MAN OF THE HOUR: Morris (centre), with the Tourism and Entertainment ministry's Damion Crawford (left) and Wykeham McNeil at the National Library of Jamaica.
Jamaica has not appointed a national poet laureate in well over half-a-century to put on the sturdy size-10 shoes previously filled by Tom Redcam (after whom the Kingston & St. Andrew parish library is fittingly nicknamed) and J.E. McFarlane. But who better to deservingly occupy such an important post now than Professor Mervyn Morris, the literary luminary, academic and legendary critic who has close to 50 years under his belt as educator, author and inspiration?
Last Tuesday, a 10-member committee assembled by the National Library of Jamaica and the Entertainment/Tourism ministry's Entertainment Advisory Board made the official announcement that Morris had accepted "the job" and is set to serve a tenure lasting for the next three years.
As Poet Laureate of Jamaica, Morris' responsibilities are sure to play to the cultural icon's strengths as both thinker and wordsmith of the highest order, as they include the promotion of reading and Jamaican literature, as well as the undertaking of poetry events for general public consumption. What's more, the role will see the Munro College and Oxford University old boy championing lyrical verse as a medium for entertainment and for "disseminating cultural heritage while celebrating and propelling Jamaican poetry to new heights."
Very much like such peers as Prof. Eddie Baugh and Dr. Erna Brodber, Professor Morris' illustrious career, public life and body of work have stood the test of time and hold him in good stead for the task ahead. Most popular among his acclaimed writings are Is English We Speaking (1999) and 2005's Making West Indian Literature. I Been There, Sort Of (2006), meanwhile, ranks highly among his six notable collections of poems.
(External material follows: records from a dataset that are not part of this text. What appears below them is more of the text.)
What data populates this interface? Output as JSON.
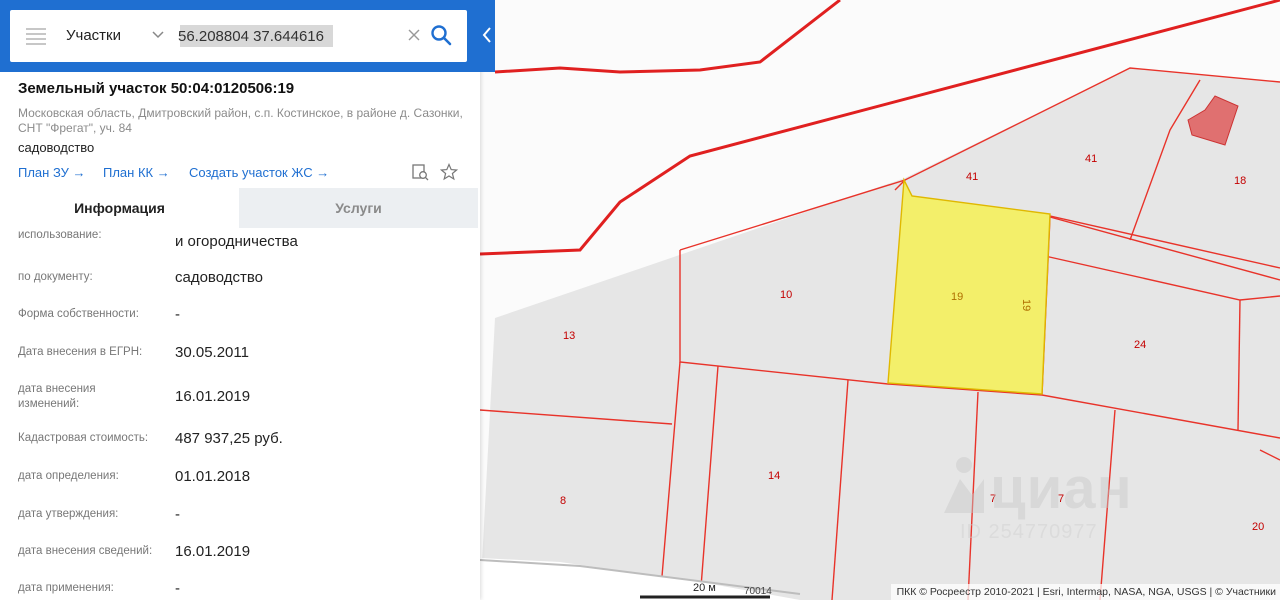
{
  "search": {
    "category": "Участки",
    "query": "56.208804 37.644616"
  },
  "plot": {
    "title": "Земельный участок 50:04:0120506:19",
    "address": "Московская область, Дмитровский район, с.п. Костинское, в районе д. Сазонки, СНТ \"Фрегат\", уч. 84",
    "use": "садоводство"
  },
  "links": {
    "plan_zu": "План ЗУ →",
    "plan_kk": "План КК →",
    "create": "Создать участок ЖС →"
  },
  "tabs": {
    "info": "Информация",
    "services": "Услуги"
  },
  "rows": [
    {
      "label": "использование:",
      "value": "и огородничества"
    },
    {
      "label": "по документу:",
      "value": "садоводство"
    },
    {
      "label": "Форма собственности:",
      "value": "-"
    },
    {
      "label": "Дата внесения в ЕГРН:",
      "value": "30.05.2011"
    },
    {
      "label": "дата внесения изменений:",
      "value": "16.01.2019"
    },
    {
      "label": "Кадастровая стоимость:",
      "value": "487 937,25 руб."
    },
    {
      "label": "дата определения:",
      "value": "01.01.2018"
    },
    {
      "label": "дата утверждения:",
      "value": "-"
    },
    {
      "label": "дата внесения сведений:",
      "value": "16.01.2019"
    },
    {
      "label": "дата применения:",
      "value": "-"
    }
  ],
  "map": {
    "plot_labels": [
      "41",
      "41",
      "18",
      "10",
      "19",
      "19",
      "13",
      "24",
      "14",
      "8",
      "7",
      "7",
      "20"
    ],
    "scale": "20 м",
    "road": "70014",
    "attribution": "ПКК © Росреестр 2010-2021 | Esri, Intermap, NASA, NGA, USGS | © Участники",
    "watermark": "циан",
    "watermark_id": "ID 254770977"
  },
  "colors": {
    "accent": "#1f6fd1",
    "boundary": "#e02020",
    "selected_plot": "#f3ef6a"
  }
}
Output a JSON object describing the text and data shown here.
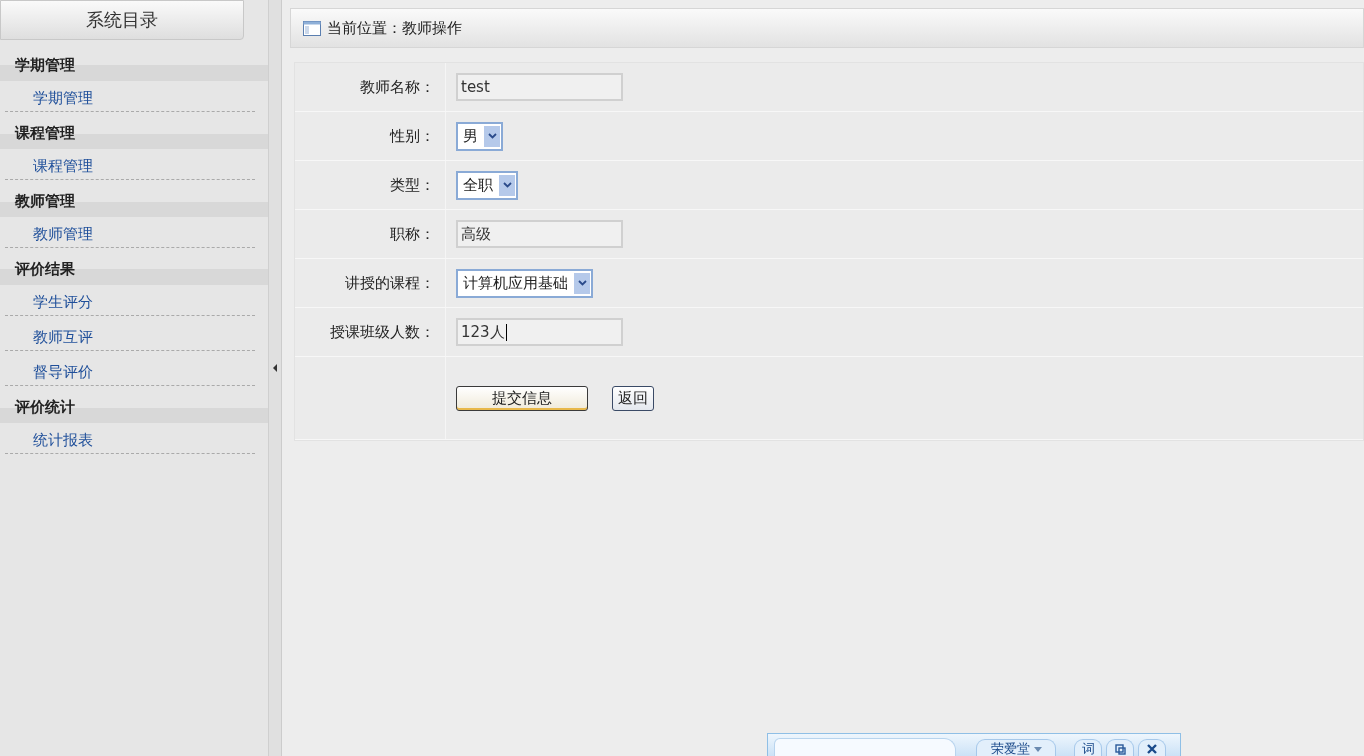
{
  "sidebar": {
    "title": "系统目录",
    "groups": [
      {
        "heading": "学期管理",
        "items": [
          {
            "label": "学期管理"
          }
        ]
      },
      {
        "heading": "课程管理",
        "items": [
          {
            "label": "课程管理"
          }
        ]
      },
      {
        "heading": "教师管理",
        "items": [
          {
            "label": "教师管理"
          }
        ]
      },
      {
        "heading": "评价结果",
        "items": [
          {
            "label": "学生评分"
          },
          {
            "label": "教师互评"
          },
          {
            "label": "督导评价"
          }
        ]
      },
      {
        "heading": "评价统计",
        "items": [
          {
            "label": "统计报表"
          }
        ]
      }
    ]
  },
  "breadcrumb": "当前位置：教师操作",
  "form": {
    "fields": [
      {
        "label": "教师名称：",
        "kind": "text",
        "value": "test"
      },
      {
        "label": "性别：",
        "kind": "select",
        "value": "男"
      },
      {
        "label": "类型：",
        "kind": "select",
        "value": "全职"
      },
      {
        "label": "职称：",
        "kind": "text",
        "value": "高级"
      },
      {
        "label": "讲授的课程：",
        "kind": "select",
        "value": "计算机应用基础"
      },
      {
        "label": "授课班级人数：",
        "kind": "text",
        "value": "123人"
      }
    ],
    "buttons": [
      {
        "label": "提交信息",
        "kind": "primary"
      },
      {
        "label": "返回",
        "kind": "plain"
      }
    ]
  },
  "dictionary_bar": {
    "source": "荣爱堂",
    "button": "词"
  }
}
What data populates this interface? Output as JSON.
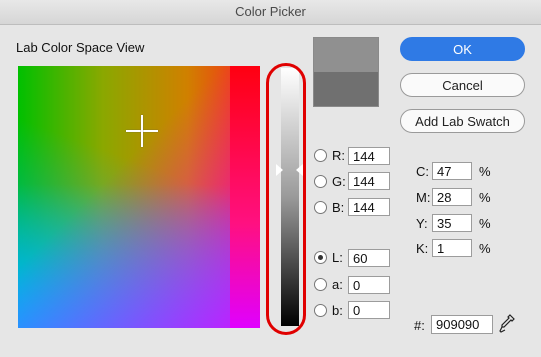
{
  "window": {
    "title": "Color Picker"
  },
  "lab_view": {
    "label": "Lab Color Space View"
  },
  "buttons": {
    "ok": "OK",
    "cancel": "Cancel",
    "add_lab_swatch": "Add Lab Swatch"
  },
  "swatch": {
    "new_color": "#909090",
    "old_color": "#707070"
  },
  "channels": {
    "R": {
      "label": "R:",
      "value": "144"
    },
    "G": {
      "label": "G:",
      "value": "144"
    },
    "B": {
      "label": "B:",
      "value": "144"
    },
    "L": {
      "label": "L:",
      "value": "60",
      "selected": true
    },
    "a": {
      "label": "a:",
      "value": "0"
    },
    "b": {
      "label": "b:",
      "value": "0"
    }
  },
  "cmyk": {
    "C": {
      "label": "C:",
      "value": "47",
      "unit": "%"
    },
    "M": {
      "label": "M:",
      "value": "28",
      "unit": "%"
    },
    "Y": {
      "label": "Y:",
      "value": "35",
      "unit": "%"
    },
    "K": {
      "label": "K:",
      "value": "1",
      "unit": "%"
    }
  },
  "hex": {
    "label": "#:",
    "value": "909090"
  },
  "accent": {
    "ok_button": "#2f7ae5",
    "highlight_ring": "#e00000"
  },
  "icons": {
    "eyedropper": "eyedropper-icon"
  }
}
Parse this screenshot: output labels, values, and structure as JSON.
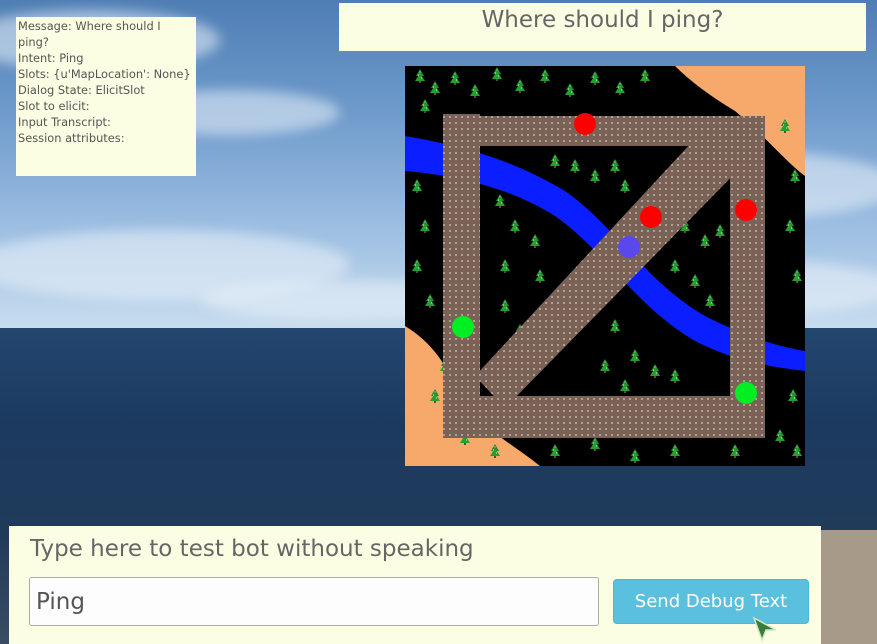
{
  "debug": {
    "message": "Message: Where should I ping?",
    "intent": "Intent: Ping",
    "slots": "Slots: {u'MapLocation': None}",
    "dialog_state": "Dialog State: ElicitSlot",
    "slot_to_elicit": "Slot to elicit:",
    "input_transcript": "Input Transcript:",
    "session_attributes": "Session attributes:"
  },
  "prompt": "Where should I ping?",
  "input_panel": {
    "hint": "Type here to test bot without speaking",
    "value": "Ping",
    "send_label": "Send Debug Text"
  },
  "map": {
    "markers": [
      {
        "color": "red",
        "team": "enemy"
      },
      {
        "color": "red",
        "team": "enemy"
      },
      {
        "color": "red",
        "team": "enemy"
      },
      {
        "color": "blue",
        "team": "player"
      },
      {
        "color": "green",
        "team": "ally"
      },
      {
        "color": "green",
        "team": "ally"
      }
    ]
  },
  "colors": {
    "panel": "#fcfee3",
    "button": "#5bc0de",
    "sand": "#f6a96a",
    "river": "#0a1eff",
    "path": "#7a6356",
    "enemy": "#ff0000",
    "ally": "#00ee22",
    "player": "#5a47ee"
  }
}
As expected, the 77-year-old Morris views his appointment as yet another opportunity to contribute significantly (and help draw much-needed attention to) the country's dynamic literary culture. "It's an honour and I'm grateful," Morris, who became a member of the Order of Merit (OM) in 2009, has said in response. "My remit is to help promote Jamaican poetry at home and abroad." Come early next month, Governor General Sir Patrick Allen will officially present Mervyn Morris with his Badge of Office during a King's House ceremony.